* [TASK OBJECTIVE] Retype the data exactly, skipping any picture in it.

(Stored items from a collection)
────

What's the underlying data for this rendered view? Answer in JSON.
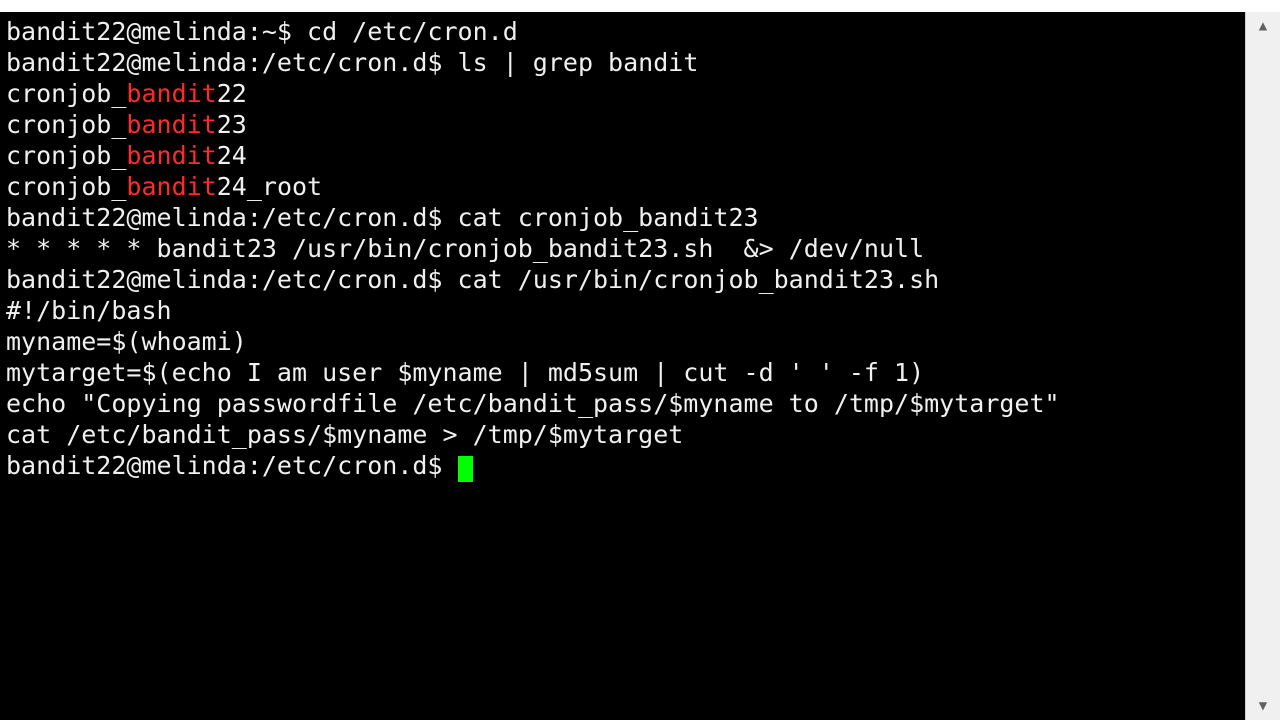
{
  "prompt_home": "bandit22@melinda:~$ ",
  "prompt_crond": "bandit22@melinda:/etc/cron.d$ ",
  "cmd1": "cd /etc/cron.d",
  "cmd2": "ls | grep bandit",
  "ls_results": {
    "prefix": "cronjob_",
    "match": "bandit",
    "rows": [
      {
        "suffix": "22"
      },
      {
        "suffix": "23"
      },
      {
        "suffix": "24"
      },
      {
        "suffix": "24_root"
      }
    ]
  },
  "cmd3": "cat cronjob_bandit23",
  "cron_line": "* * * * * bandit23 /usr/bin/cronjob_bandit23.sh  &> /dev/null",
  "cmd4": "cat /usr/bin/cronjob_bandit23.sh",
  "script": {
    "shebang": "#!/bin/bash",
    "l_blank1": "",
    "l_myname": "myname=$(whoami)",
    "l_mytarget": "mytarget=$(echo I am user $myname | md5sum | cut -d ' ' -f 1)",
    "l_blank2": "",
    "l_echo": "echo \"Copying passwordfile /etc/bandit_pass/$myname to /tmp/$mytarget\"",
    "l_blank3": "",
    "l_cat": "cat /etc/bandit_pass/$myname > /tmp/$mytarget"
  },
  "scrollbar": {
    "up_glyph": "▲",
    "down_glyph": "▼"
  }
}
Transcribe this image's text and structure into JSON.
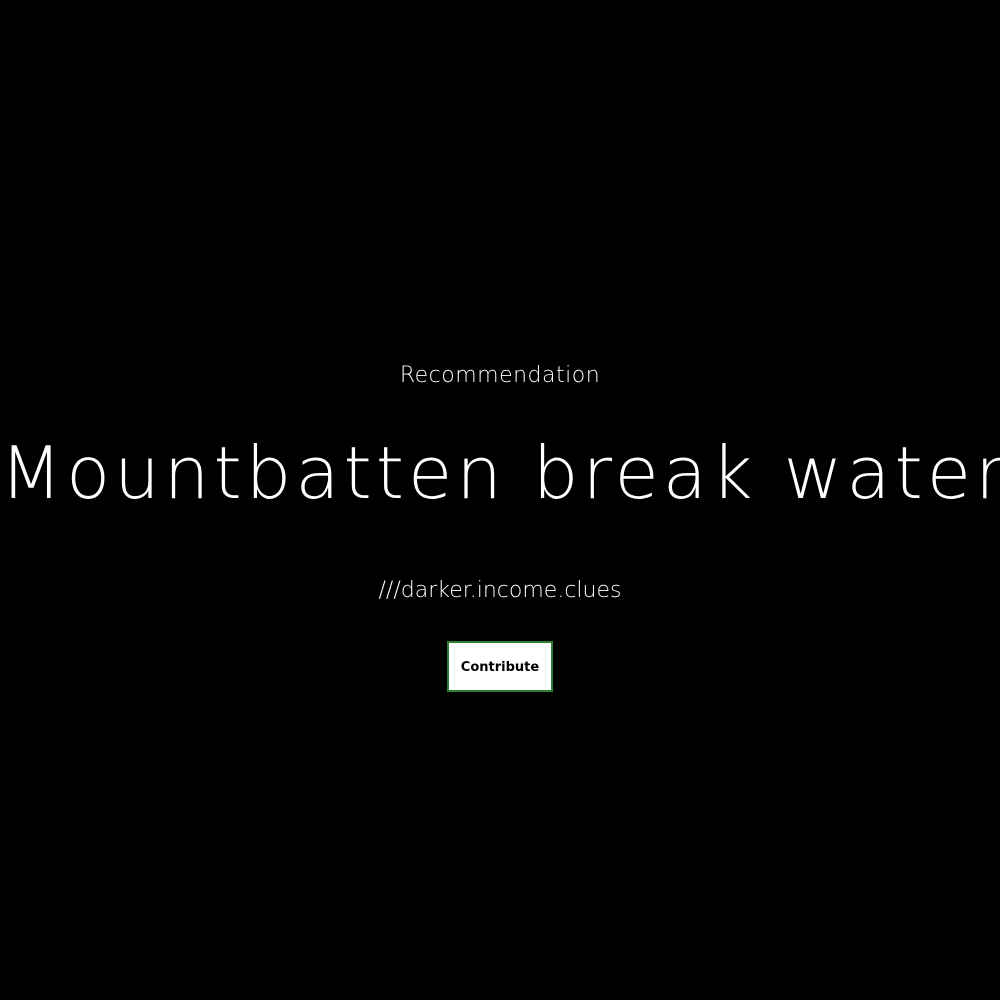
{
  "hero": {
    "eyebrow": "Recommendation",
    "title": "Mountbatten break water",
    "address": "///darker.income.clues",
    "cta_label": "Contribute"
  },
  "colors": {
    "background": "#000000",
    "text": "#ffffff",
    "button_bg": "#ffffff",
    "button_text": "#000000",
    "button_border": "#2e7d32"
  }
}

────

* [WRITTEN SOLUTION]
What's the underlying data for this rendered view? Answer in JSON.
{
  "prompt_home": "bandit22@melinda:~$ ",
  "prompt_crond": "bandit22@melinda:/etc/cron.d$ ",
  "cmd1": "cd /etc/cron.d",
  "cmd2": "ls | grep bandit",
  "ls_results": {
    "prefix": "cronjob_",
    "match": "bandit",
    "rows": [
      {
        "suffix": "22"
      },
      {
        "suffix": "23"
      },
      {
        "suffix": "24"
      },
      {
        "suffix": "24_root"
      }
    ]
  },
  "cmd3": "cat cronjob_bandit23",
  "cron_line": "* * * * * bandit23 /usr/bin/cronjob_bandit23.sh  &> /dev/null",
  "cmd4": "cat /usr/bin/cronjob_bandit23.sh",
  "script": {
    "shebang": "#!/bin/bash",
    "l_blank1": "",
    "l_myname": "myname=$(whoami)",
    "l_mytarget": "mytarget=$(echo I am user $myname | md5sum | cut -d ' ' -f 1)",
    "l_blank2": "",
    "l_echo": "echo \"Copying passwordfile /etc/bandit_pass/$myname to /tmp/$mytarget\"",
    "l_blank3": "",
    "l_cat": "cat /etc/bandit_pass/$myname > /tmp/$mytarget"
  },
  "scrollbar": {
    "up_glyph": "▲",
    "down_glyph": "▼"
  }
}
Transcribe this image's text and structure into JSON.
{
  "hero": {
    "eyebrow": "Recommendation",
    "title": "Mountbatten break water",
    "address": "///darker.income.clues",
    "cta_label": "Contribute"
  },
  "colors": {
    "background": "#000000",
    "text": "#ffffff",
    "button_bg": "#ffffff",
    "button_text": "#000000",
    "button_border": "#2e7d32"
  }
}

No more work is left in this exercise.